Figure 2: Food Standards Agency (http://www.food.gov.uk/)
Figure 3: © Nano/iStockphoto.com
Figure 4: (left) © iStockphoto.com/baona; (centre) © iStockphoto.com/kutaytanir; (right) © iStockphoto.com/PeopleImages
Figure 5: © unknown
Figure 6: (left) © dblight/iStockphoto.com; (right) © David FR/iStockphoto.com
Figure 7: © sturti/iStockphoto.com
Figure 8: © highway starz-photography/iStockphoto.com
‘A healthcare assistant who loves her job’ including transcript: courtesy Unison (https://www.unison.org.uk/)
‘A day in the life of a hospital ward: working with patients’ including transcript: © The Open University
‘Support with eating and drinking’ including transcript: © The Open University
‘Health and Safety on the ward’ including transcript: courtesy Unison (https://www.unison.org.uk/)
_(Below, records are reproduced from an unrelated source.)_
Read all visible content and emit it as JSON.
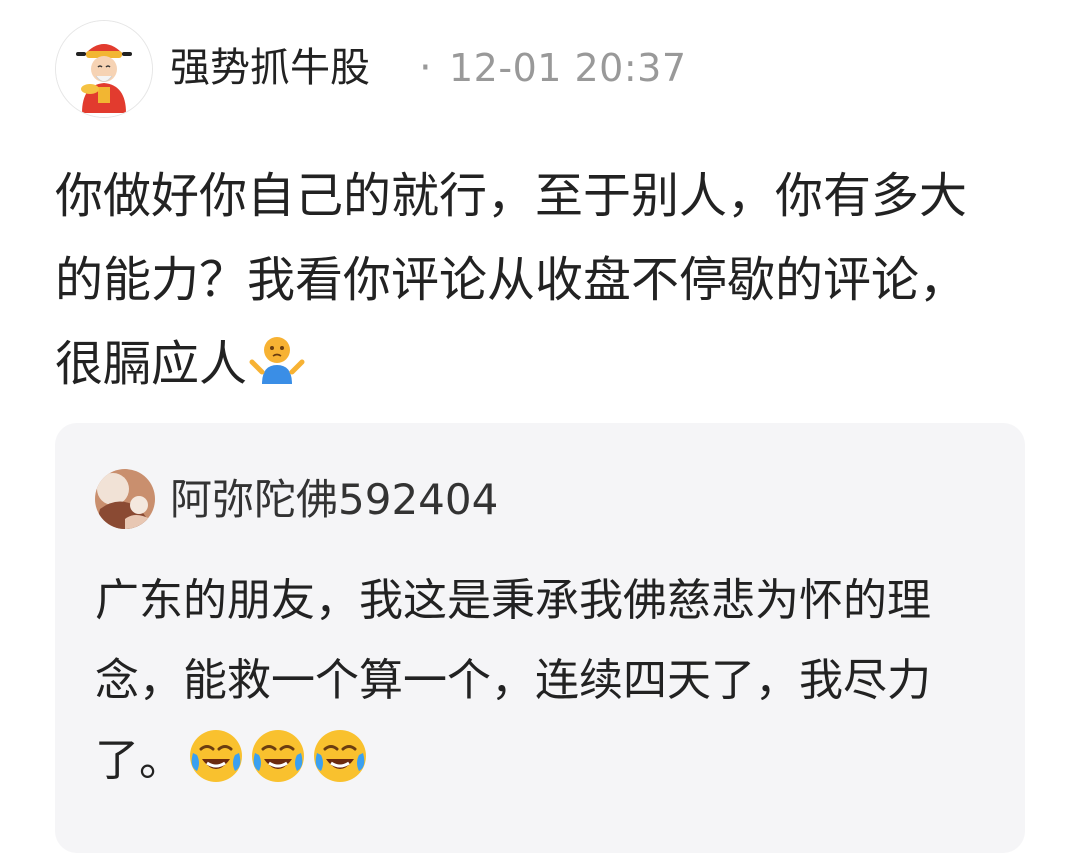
{
  "post": {
    "author": {
      "name": "强势抓牛股",
      "avatar_icon": "caishen-avatar-icon"
    },
    "separator": "·",
    "timestamp": "12-01 20:37",
    "content": "你做好你自己的就行，至于别人，你有多大的能力？我看你评论从收盘不停歇的评论，很膈应人",
    "content_emoji": "shrug-emoji-icon"
  },
  "quoted": {
    "author": {
      "name": "阿弥陀佛592404",
      "avatar_icon": "user-avatar-icon"
    },
    "content": "广东的朋友，我这是秉承我佛慈悲为怀的理念，能救一个算一个，连续四天了，我尽力了。",
    "content_emojis": [
      "laugh-cry-emoji-icon",
      "laugh-cry-emoji-icon",
      "laugh-cry-emoji-icon"
    ]
  },
  "colors": {
    "quote_background": "#f5f5f7",
    "timestamp": "#999999",
    "text": "#222222"
  }
}
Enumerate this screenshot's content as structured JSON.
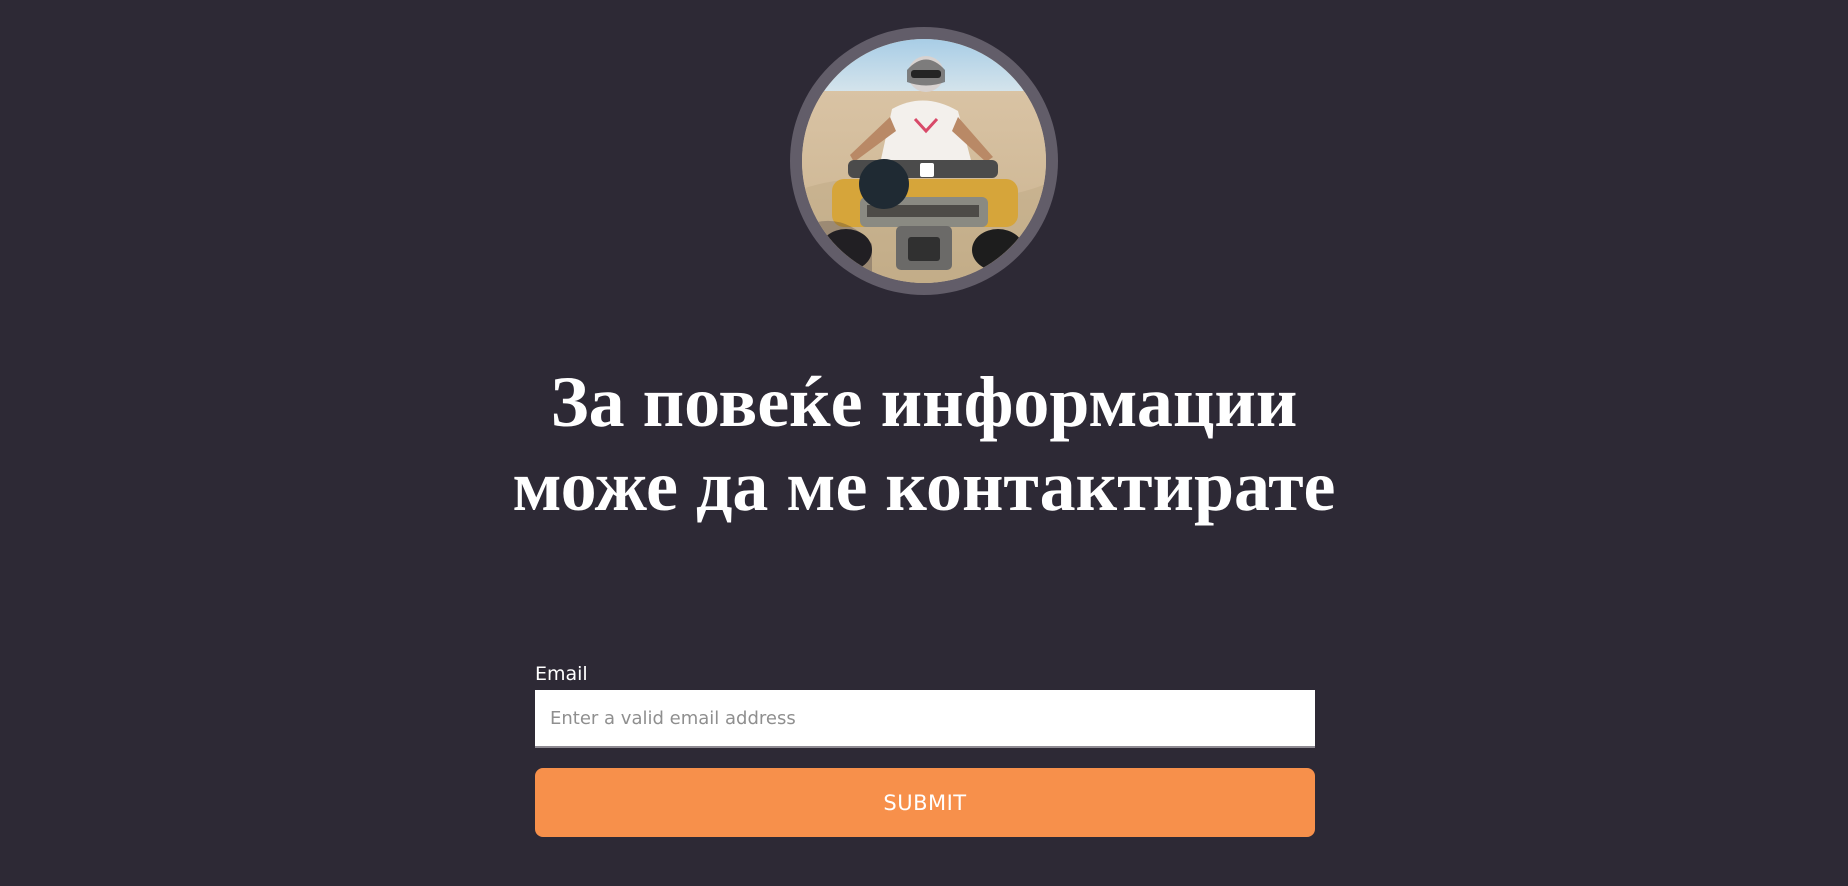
{
  "profile": {
    "avatar_alt": "profile photo"
  },
  "hero": {
    "heading_line1": "За повеќе информации",
    "heading_line2": "може да ме контактирате"
  },
  "form": {
    "email_label": "Email",
    "email_placeholder": "Enter a valid email address",
    "email_value": "",
    "submit_label": "SUBMIT"
  },
  "colors": {
    "background": "#2d2935",
    "avatar_ring": "#625d69",
    "button": "#f7904b",
    "text": "#ffffff"
  }
}
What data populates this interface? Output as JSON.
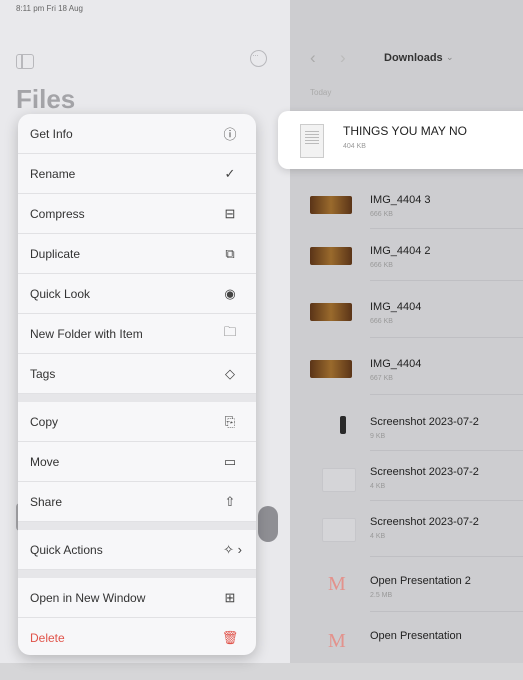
{
  "status_bar": {
    "text": "8:11 pm  Fri 18 Aug"
  },
  "sidebar": {
    "title": "Files"
  },
  "context_menu": {
    "items": [
      {
        "label": "Get Info",
        "icon": "ⓘ",
        "icon_name": "info-icon"
      },
      {
        "label": "Rename",
        "icon": "✓",
        "icon_name": "pencil-icon"
      },
      {
        "label": "Compress",
        "icon": "⊟",
        "icon_name": "archive-box-icon"
      },
      {
        "label": "Duplicate",
        "icon": "⧉",
        "icon_name": "duplicate-icon"
      },
      {
        "label": "Quick Look",
        "icon": "◉",
        "icon_name": "eye-icon"
      },
      {
        "label": "New Folder with Item",
        "icon": "🗀",
        "icon_name": "folder-plus-icon"
      },
      {
        "label": "Tags",
        "icon": "◇",
        "icon_name": "tag-icon"
      },
      {
        "label": "Copy",
        "icon": "⎘",
        "icon_name": "copy-icon"
      },
      {
        "label": "Move",
        "icon": "▭",
        "icon_name": "folder-icon"
      },
      {
        "label": "Share",
        "icon": "⇧",
        "icon_name": "share-icon"
      },
      {
        "label": "Quick Actions",
        "icon": "✧ ›",
        "icon_name": "sparkles-icon"
      },
      {
        "label": "Open in New Window",
        "icon": "⊞",
        "icon_name": "new-window-icon"
      },
      {
        "label": "Delete",
        "icon": "🗑",
        "icon_name": "trash-icon"
      }
    ]
  },
  "nav": {
    "back_icon": "‹",
    "forward_icon": "›",
    "title": "Downloads",
    "chevron": "⌄",
    "subheading": "Today"
  },
  "selected_file": {
    "name": "THINGS YOU MAY NO",
    "meta": "404 KB"
  },
  "files": [
    {
      "name": "IMG_4404 3",
      "meta": "666 KB",
      "thumb": "photo"
    },
    {
      "name": "IMG_4404 2",
      "meta": "666 KB",
      "thumb": "photo"
    },
    {
      "name": "IMG_4404",
      "meta": "666 KB",
      "thumb": "photo"
    },
    {
      "name": "IMG_4404",
      "meta": "667 KB",
      "thumb": "photo"
    },
    {
      "name": "Screenshot 2023-07-2",
      "meta": "9 KB",
      "thumb": "tall"
    },
    {
      "name": "Screenshot 2023-07-2",
      "meta": "4 KB",
      "thumb": "blank"
    },
    {
      "name": "Screenshot 2023-07-2",
      "meta": "4 KB",
      "thumb": "blank"
    },
    {
      "name": "Open Presentation 2",
      "meta": "2.5 MB",
      "thumb": "M"
    },
    {
      "name": "Open Presentation",
      "meta": "",
      "thumb": "M"
    }
  ]
}
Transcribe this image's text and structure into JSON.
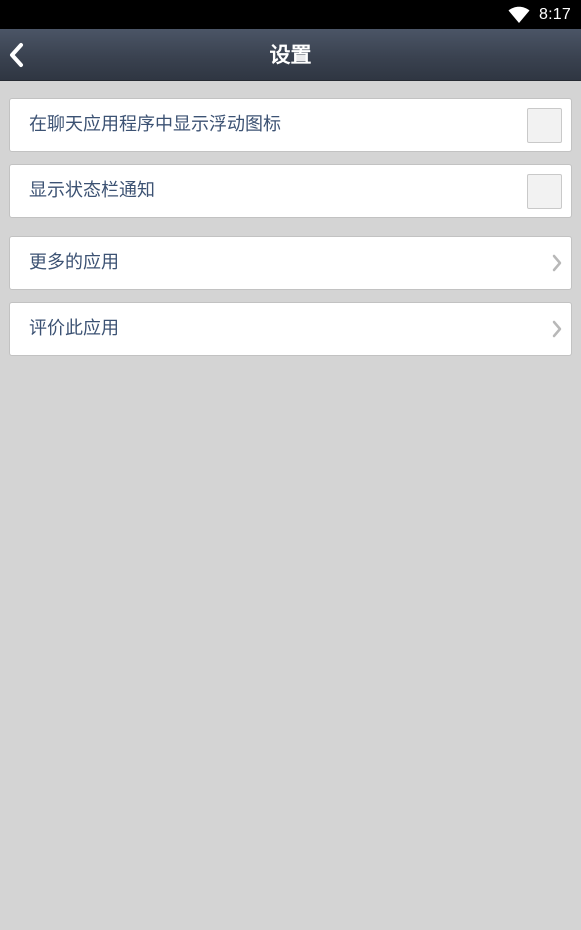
{
  "status_bar": {
    "time": "8:17",
    "icons": [
      "wifi-icon"
    ]
  },
  "header": {
    "title": "设置",
    "back_icon": "chevron-left-icon"
  },
  "settings": {
    "items": [
      {
        "label": "在聊天应用程序中显示浮动图标",
        "control": "checkbox",
        "checked": false
      },
      {
        "label": "显示状态栏通知",
        "control": "checkbox",
        "checked": false
      },
      {
        "label": "更多的应用",
        "control": "chevron-right-icon"
      },
      {
        "label": "评价此应用",
        "control": "chevron-right-icon"
      }
    ]
  },
  "colors": {
    "background": "#d4d4d4",
    "header_top": "#4b5566",
    "header_bottom": "#2f3642",
    "label_text": "#3c5273",
    "card": "#ffffff"
  }
}
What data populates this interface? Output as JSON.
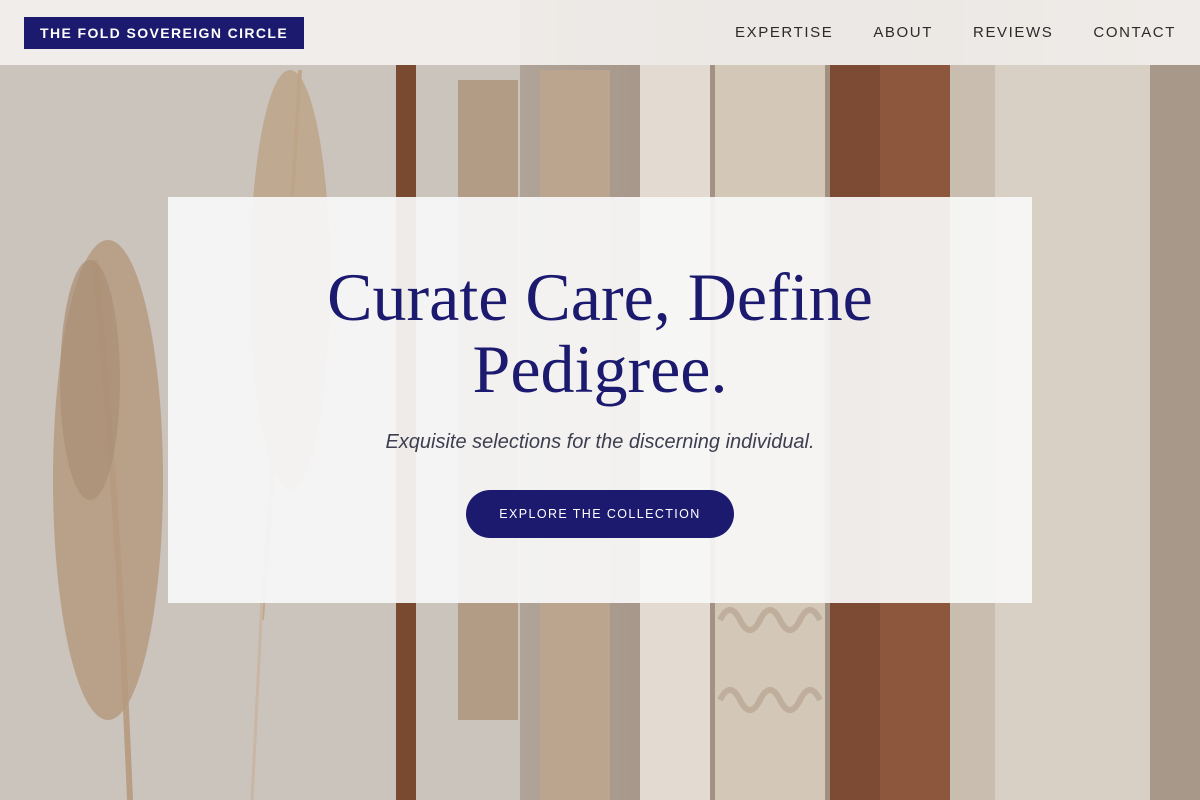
{
  "header": {
    "brand": "THE FOLD SOVEREIGN CIRCLE",
    "nav": [
      "EXPERTISE",
      "ABOUT",
      "REVIEWS",
      "CONTACT"
    ]
  },
  "hero": {
    "title": "Curate Care, Define Pedigree.",
    "subtitle": "Exquisite selections for the discerning individual.",
    "cta_label": "EXPLORE THE COLLECTION"
  },
  "colors": {
    "brand_navy": "#1c1a6e",
    "header_bg": "#f4f2f0",
    "card_bg": "#f8f7f7"
  }
}
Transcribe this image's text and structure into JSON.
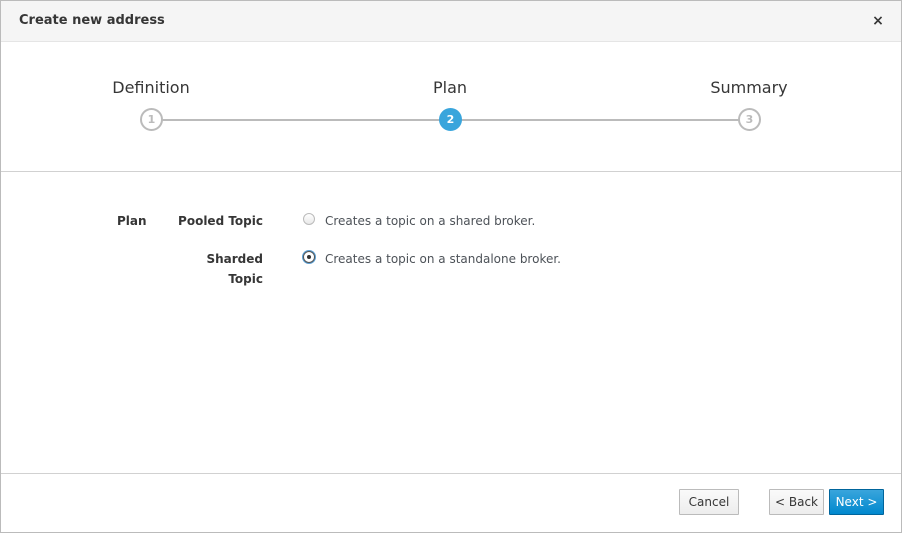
{
  "dialog": {
    "title": "Create new address",
    "close_glyph": "×"
  },
  "wizard": {
    "steps": [
      {
        "label": "Definition",
        "number": "1",
        "active": false
      },
      {
        "label": "Plan",
        "number": "2",
        "active": true
      },
      {
        "label": "Summary",
        "number": "3",
        "active": false
      }
    ]
  },
  "form": {
    "field_label": "Plan",
    "options": [
      {
        "label": "Pooled Topic",
        "description": "Creates a topic on a shared broker.",
        "selected": false
      },
      {
        "label_line1": "Sharded",
        "label_line2": "Topic",
        "description": "Creates a topic on a standalone broker.",
        "selected": true
      }
    ]
  },
  "footer": {
    "cancel_label": "Cancel",
    "back_label": "< Back",
    "next_label": "Next >"
  },
  "colors": {
    "accent": "#39a5dc",
    "primary_button": "#0088ce",
    "header_bg": "#f5f5f5"
  }
}
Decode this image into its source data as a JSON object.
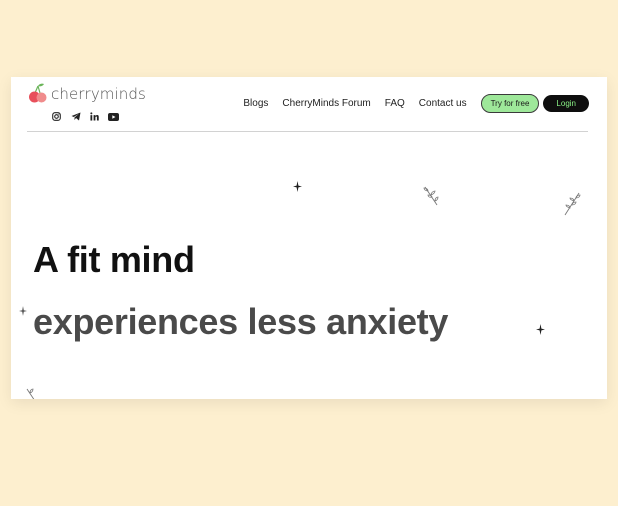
{
  "brand": {
    "name": "cherryminds"
  },
  "socials": [
    {
      "icon": "instagram-icon"
    },
    {
      "icon": "telegram-icon"
    },
    {
      "icon": "linkedin-icon"
    },
    {
      "icon": "youtube-icon"
    }
  ],
  "nav": {
    "links": [
      "Blogs",
      "CherryMinds Forum",
      "FAQ",
      "Contact us"
    ],
    "try_label": "Try for free",
    "login_label": "Login"
  },
  "hero": {
    "line1": "A fit mind",
    "line2": "experiences less anxiety"
  },
  "colors": {
    "page_background": "#fdefcf",
    "try_button": "#9ee89a",
    "login_button": "#0e0e0e",
    "login_text": "#8af286",
    "cherry": "#e8505b"
  }
}
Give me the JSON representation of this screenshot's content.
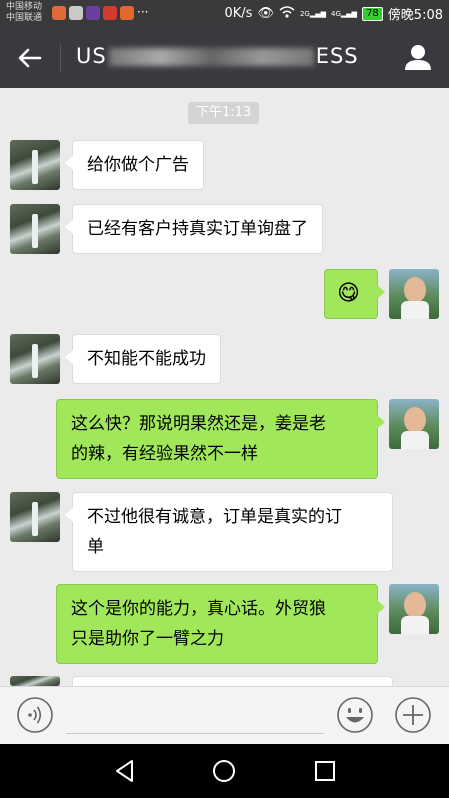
{
  "status_bar": {
    "carrier1": "中国移动",
    "carrier2": "中国联通",
    "speed": "0K/s",
    "signal1": "2G",
    "signal2": "4G",
    "battery": "78",
    "time": "傍晚5:08"
  },
  "header": {
    "title_prefix": "US",
    "title_suffix": "ESS",
    "back_icon": "arrow-left-icon",
    "profile_icon": "person-icon"
  },
  "chat": {
    "timestamp": "下午1:13",
    "messages": [
      {
        "side": "left",
        "text": "给你做个广告"
      },
      {
        "side": "left",
        "text": "已经有客户持真实订单询盘了"
      },
      {
        "side": "right",
        "text": "😋"
      },
      {
        "side": "left",
        "text": "不知能不能成功"
      },
      {
        "side": "right",
        "line1": "这么快？那说明果然还是，姜是老",
        "line2": "的辣，有经验果然不一样"
      },
      {
        "side": "left",
        "line1": "不过他很有诚意，订单是真实的订",
        "line2": "单"
      },
      {
        "side": "right",
        "line1": "这个是你的能力，真心话。外贸狼",
        "line2": "只是助你了一臂之力"
      }
    ]
  },
  "input_bar": {
    "voice_icon": "voice-icon",
    "emoji_icon": "emoji-icon",
    "plus_icon": "plus-icon"
  },
  "nav_bar": {
    "back_icon": "nav-back-icon",
    "home_icon": "nav-home-icon",
    "recent_icon": "nav-recent-icon"
  },
  "colors": {
    "header_bg": "#393a3f",
    "chat_bg": "#ebebeb",
    "sent_bubble": "#a0e75a",
    "received_bubble": "#ffffff"
  }
}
Video ‘The Lodge: public space’ including transcript: © The Open University